President of Kosovo, panelists explore impact of women in peace processes

October 1, 2015 – The women of Kosovo helped rebuild the country during its democratic transition, President Atifete Jahjaga said yesterday at a Georgetown symposium on women’s political participation in peace processes.

“Women in Kosovo played a crucial role in achieving peace and rebuilding the nation,” Jahjaga said during the Sept. 30 symposium sponsored by the Georgetown Institute for Women, Peace and Security (GIWPS). “They mobilized as healers, researchers, activists and peacemakers.”

“It is essential that women are involved across the board,” she added. “When women are involved economically and politically, societies are more stable.”

Former U.S. Secretary of State Madeleine Albright echoed the Kosovo president’s sentiments.

“It’s important to have more than one woman in the room,” said Albright, Georgetown’s Michael and Virginia Mortara Distinguished Professor of Diplomacy. “Having women [involved in public life] is a basic part of democracy.”


New research released by GIWPS at the symposium yesterday “demonstrates that women can and do make important contributions to the attainment of peace,” said Melanne Verveer, executive director of GIWPS.

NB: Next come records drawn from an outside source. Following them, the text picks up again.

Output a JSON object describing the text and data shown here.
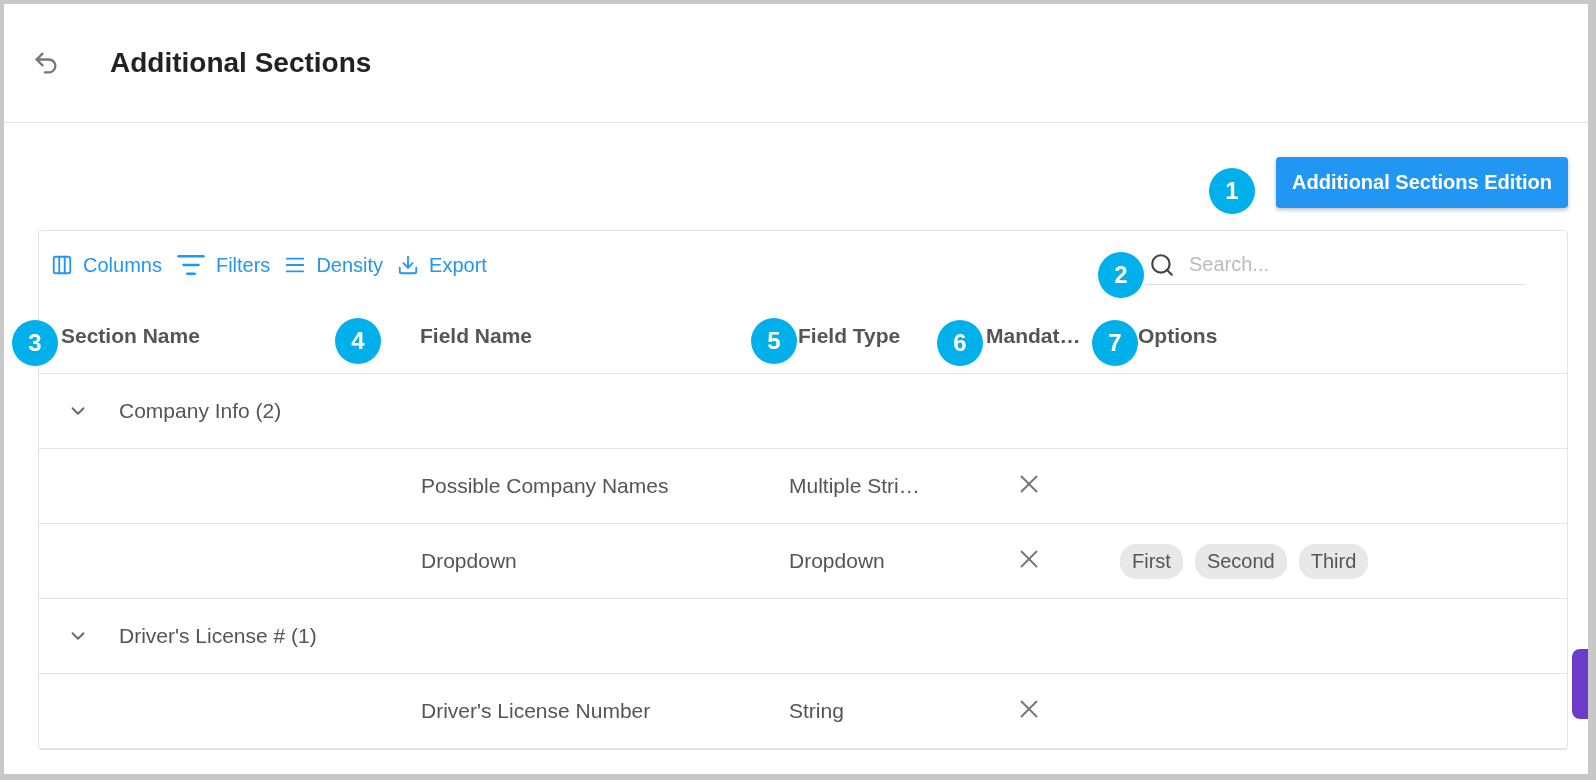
{
  "header": {
    "title": "Additional Sections"
  },
  "edit_button": {
    "label": "Additional Sections Edition"
  },
  "toolbar": {
    "buttons": [
      {
        "kind": "columns",
        "label": "Columns"
      },
      {
        "kind": "filters",
        "label": "Filters"
      },
      {
        "kind": "density",
        "label": "Density"
      },
      {
        "kind": "export",
        "label": "Export"
      }
    ],
    "search": {
      "placeholder": "Search..."
    }
  },
  "table": {
    "columns": [
      "Section Name",
      "Field Name",
      "Field Type",
      "Mandat…",
      "Options"
    ],
    "rows": [
      {
        "kind": "group",
        "label": "Company Info (2)",
        "expanded": true
      },
      {
        "kind": "field",
        "field_name": "Possible Company Names",
        "field_type": "Multiple Stri…",
        "mandatory": false,
        "options": []
      },
      {
        "kind": "field",
        "field_name": "Dropdown",
        "field_type": "Dropdown",
        "mandatory": false,
        "options": [
          "First",
          "Second",
          "Third"
        ]
      },
      {
        "kind": "group",
        "label": "Driver's License # (1)",
        "expanded": true
      },
      {
        "kind": "field",
        "field_name": "Driver's License Number",
        "field_type": "String",
        "mandatory": false,
        "options": []
      }
    ]
  },
  "callouts": [
    "1",
    "2",
    "3",
    "4",
    "5",
    "6",
    "7"
  ]
}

The report “Women Leading Peace: A Close Examination of Women’s Political Participation in Peace Processes in Northern Ireland, Guatemala, Kenya, and the Philippines,” examines women’s political participation in peace processes, focusing on four cases where women have gained access to high-level official negotiations.

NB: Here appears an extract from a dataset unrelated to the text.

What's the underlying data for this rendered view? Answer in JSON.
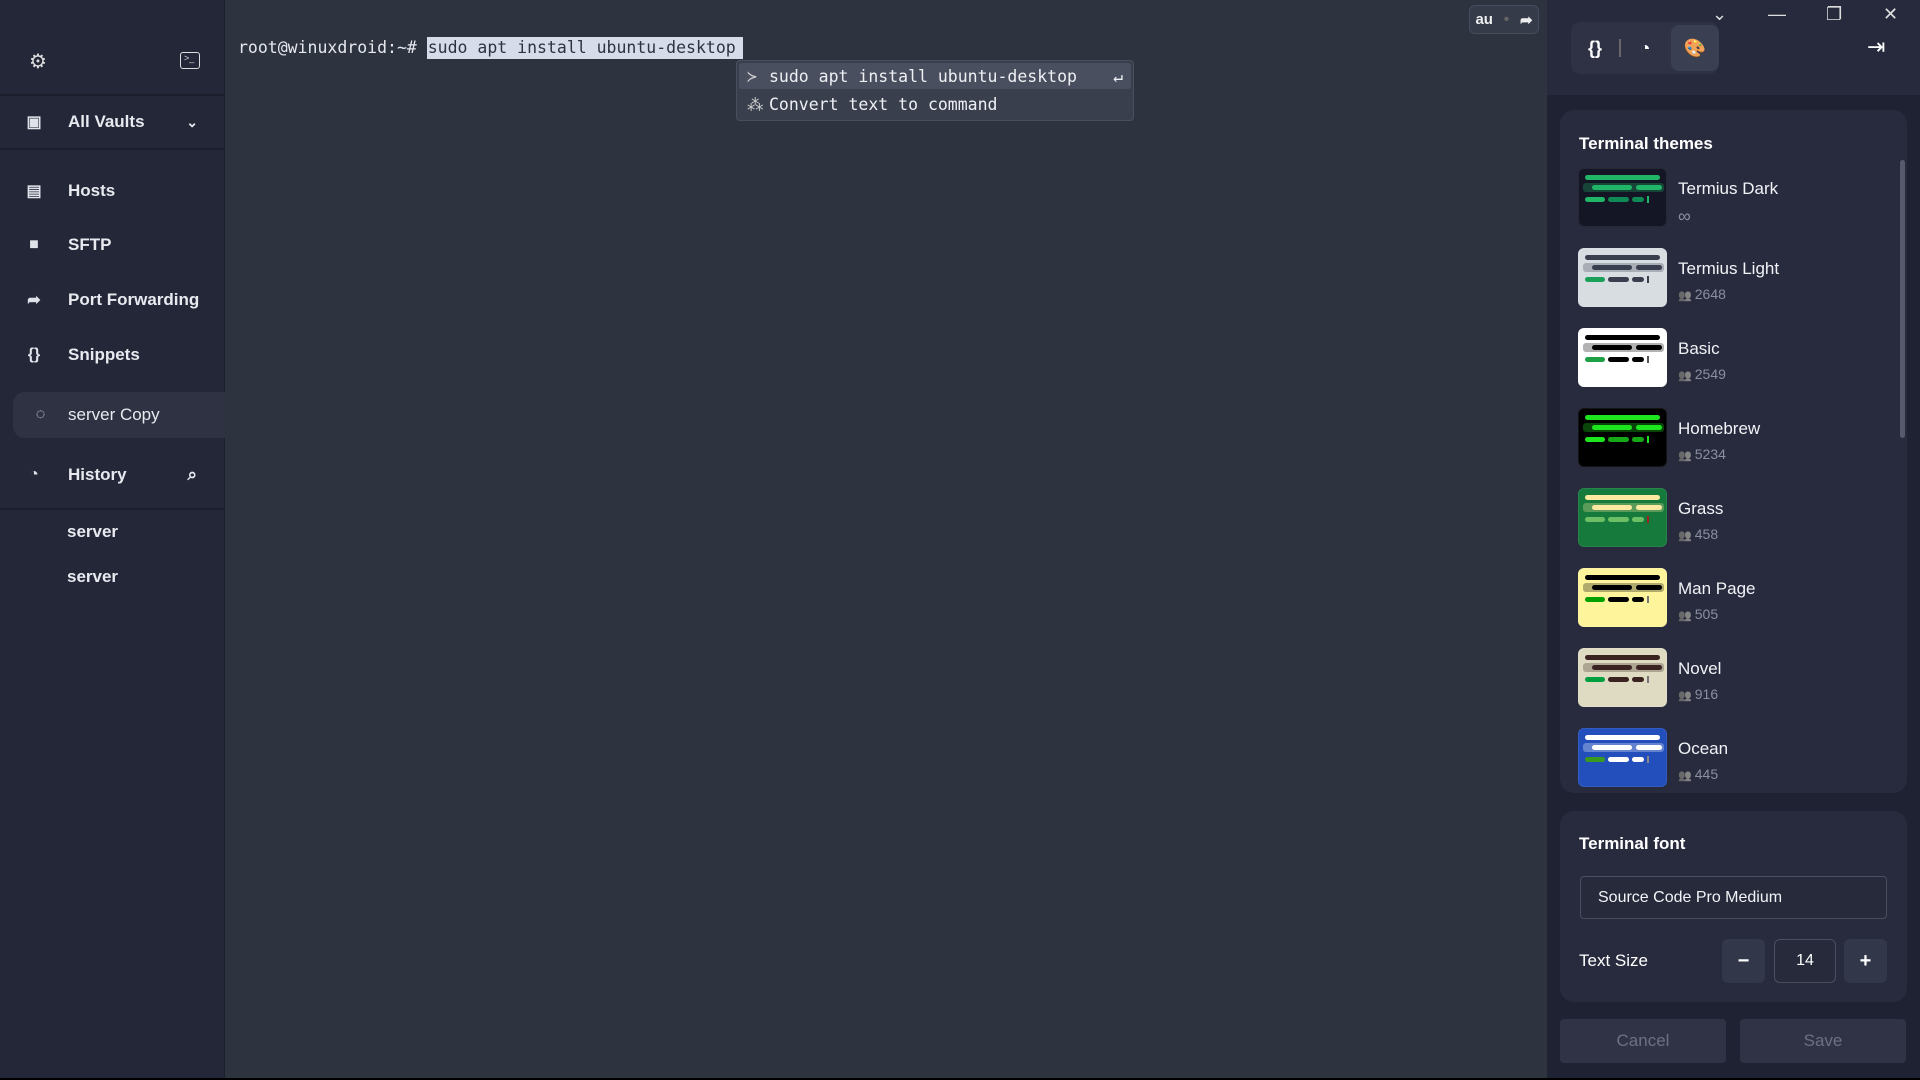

Made possible through a grant from the Ford Foundation, the report provides a comprehensive literature review and draws lessons learned from nearly 100 in-depth, face-to-face interviews. It is a unique resource for women currently engaged in peace activism in conflict settings, as well as representatives of international institutions promoting peace and security the world over.

“Women across the globe continue to face significant cultural, institutional and structural barriers to meaningful political participation, and these barriers are even greater in countries mired in conflict,” said Verveer, who previously served as the inaugural U.S. Ambassador for Global Women’s Issues. “However, there are countless examples of women who have organized and mobilized in the pursuit of peace for the betterment of their countries.”


Following the keynote discussion with Jahjaga and Albright on the power and influence of women in peace and security processes, four peacebuilders from across the globe talked about their experiences in their respective home countries.

Panelists included Monica McWilliams, a professor with the Transitional Justice Institute at the University of Ulster in Northern Ireland; Claudia Paz y Paz, former attorney general of Guatemala; Njeri Kabeberi, executive director of the Center for Multi-Party Democracy in Kenya; and Miriam Coronel Ferrer, the first female chair of the Government of the Philippines Peace Panel.

McWilliams said she drew from her own experience when forming the Northern Ireland Women’s Coalition.

“We were all from diverse backgrounds,” she said. “But the one thing we all had in common is we were all fed up with conflict. We became accidental activists – this is what conflict does.”

Paz y Paz talked about the role of the women’s movement in Guatemala seeking justice and advised that women should be engaged in politics and peace processes across ethnic and social groups.

“To bring justice for women survivors, it is important to have women in political positions,” she added.


The report and symposium took place as the international community is commemorating the 20th anniversary of the adoption of the Beijing Declaration and Platform for Action, considered one of the most progressive blueprints for advancing women’s rights.

This month is also the 15th anniversary of the adoption of U.N. Security Council Resolution 1325, which recognized the disproportionate burden placed on women during violent conflicts and reinforced their indispensable role as agents of peace.


Kabeberi said she faced backlash for standing up for peace during the violence following the 2007 elections in Kenya.

“The more I was threatened, the more I spoke out,” she said. “Here I am, seven years later, still speaking.”

Coronel Ferrer is the first female chief negotiator to sign a final peace accord with a rebel group – the Moro Islamic Liberation Front.

“Women’s participation in peace should be meaningful, and women should define what that means.”